## [Problem description]
Every line with the string "this" should be copied from the data.

Data records for software interfaces:
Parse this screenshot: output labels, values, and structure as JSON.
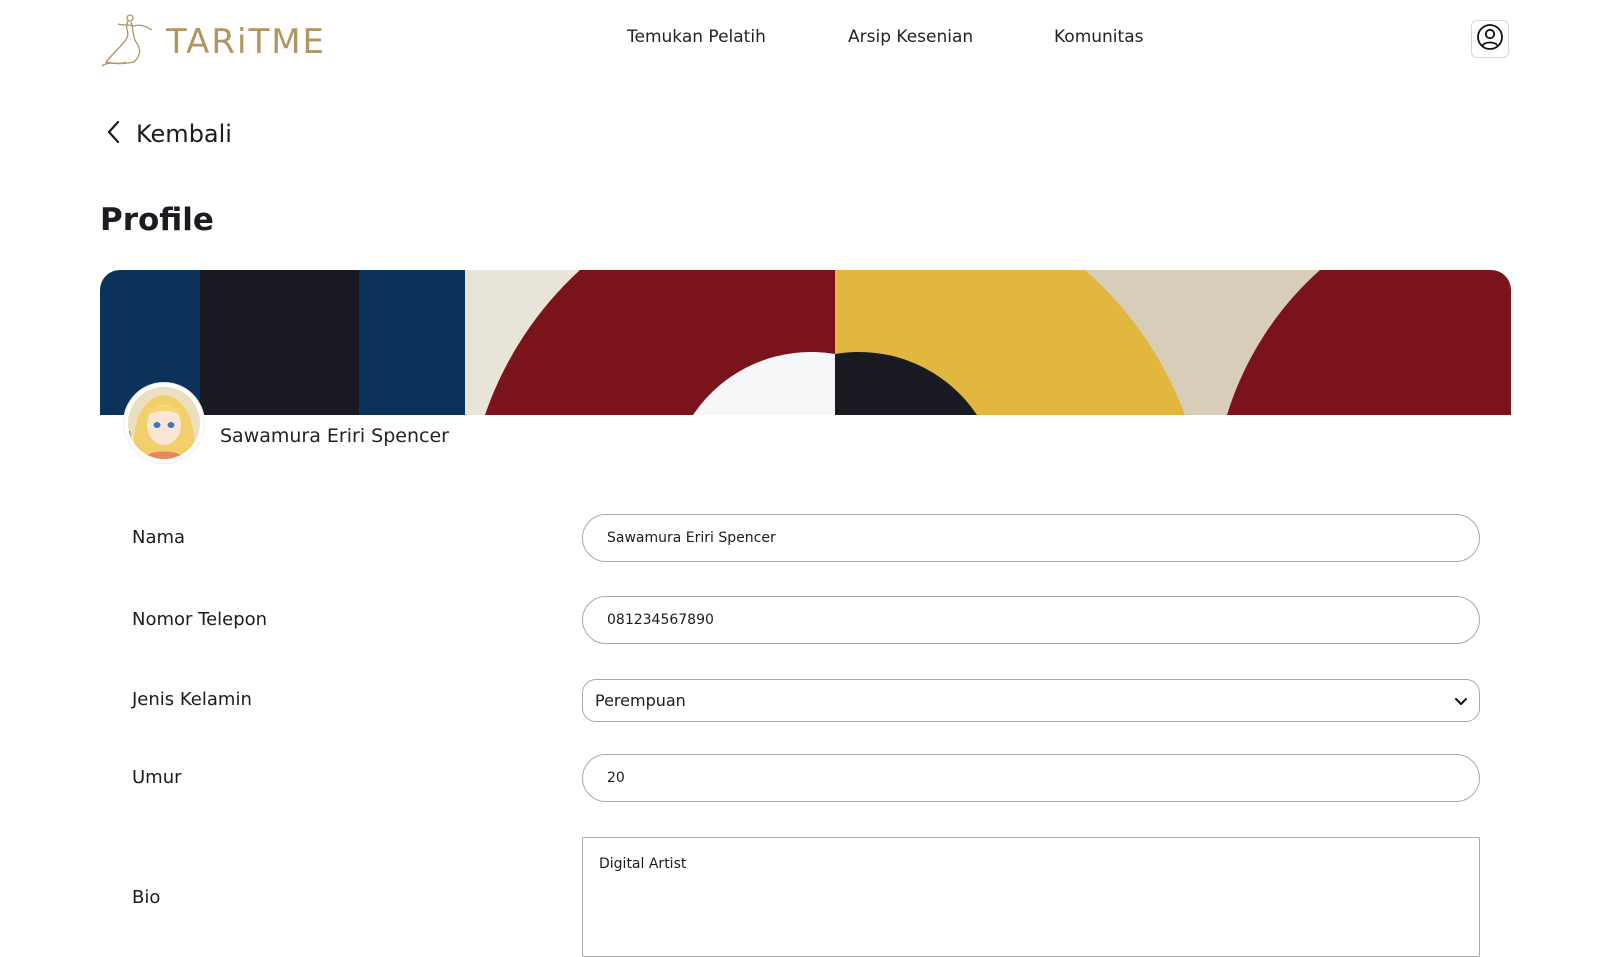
{
  "brand": {
    "name": "TARiTME",
    "color": "#b2955f"
  },
  "nav": {
    "items": [
      {
        "label": "Temukan Pelatih"
      },
      {
        "label": "Arsip Kesenian"
      },
      {
        "label": "Komunitas"
      }
    ],
    "user_icon": "user-circle-icon"
  },
  "back": {
    "label": "Kembali",
    "icon": "chevron-left-icon"
  },
  "page": {
    "title": "Profile"
  },
  "profile": {
    "display_name": "Sawamura Eriri Spencer"
  },
  "banner_colors": {
    "navy": "#0b3259",
    "dark": "#1a1a22",
    "cream": "#e8e4da",
    "red": "#7a141a",
    "gold": "#e1b73d",
    "beige": "#d8cdb9",
    "white": "#f6f7f9"
  },
  "form": {
    "nama": {
      "label": "Nama",
      "value": "Sawamura Eriri Spencer"
    },
    "telepon": {
      "label": "Nomor Telepon",
      "value": "081234567890"
    },
    "jenis_kelamin": {
      "label": "Jenis Kelamin",
      "value": "Perempuan"
    },
    "umur": {
      "label": "Umur",
      "value": "20"
    },
    "bio": {
      "label": "Bio",
      "value": "Digital Artist"
    }
  }
}
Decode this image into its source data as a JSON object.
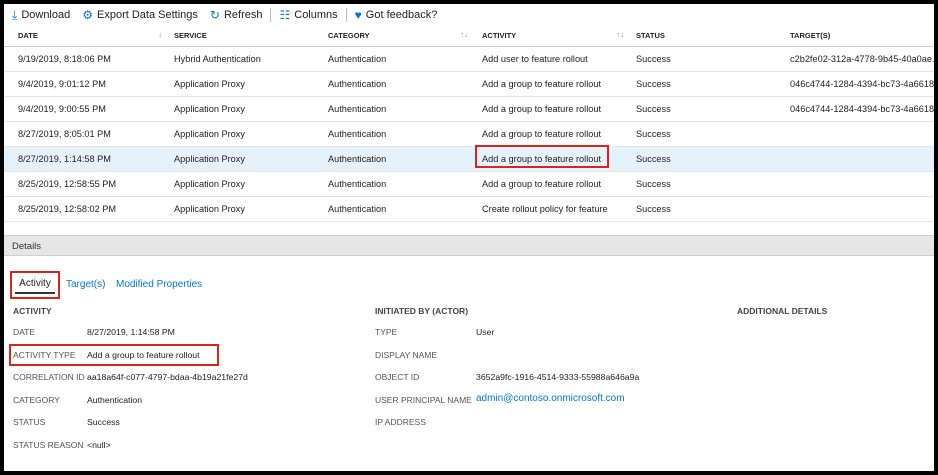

## [Response area]
Parse this screenshot: output labels, values, and structure as JSON.
Decode this image into its source data as a JSON object.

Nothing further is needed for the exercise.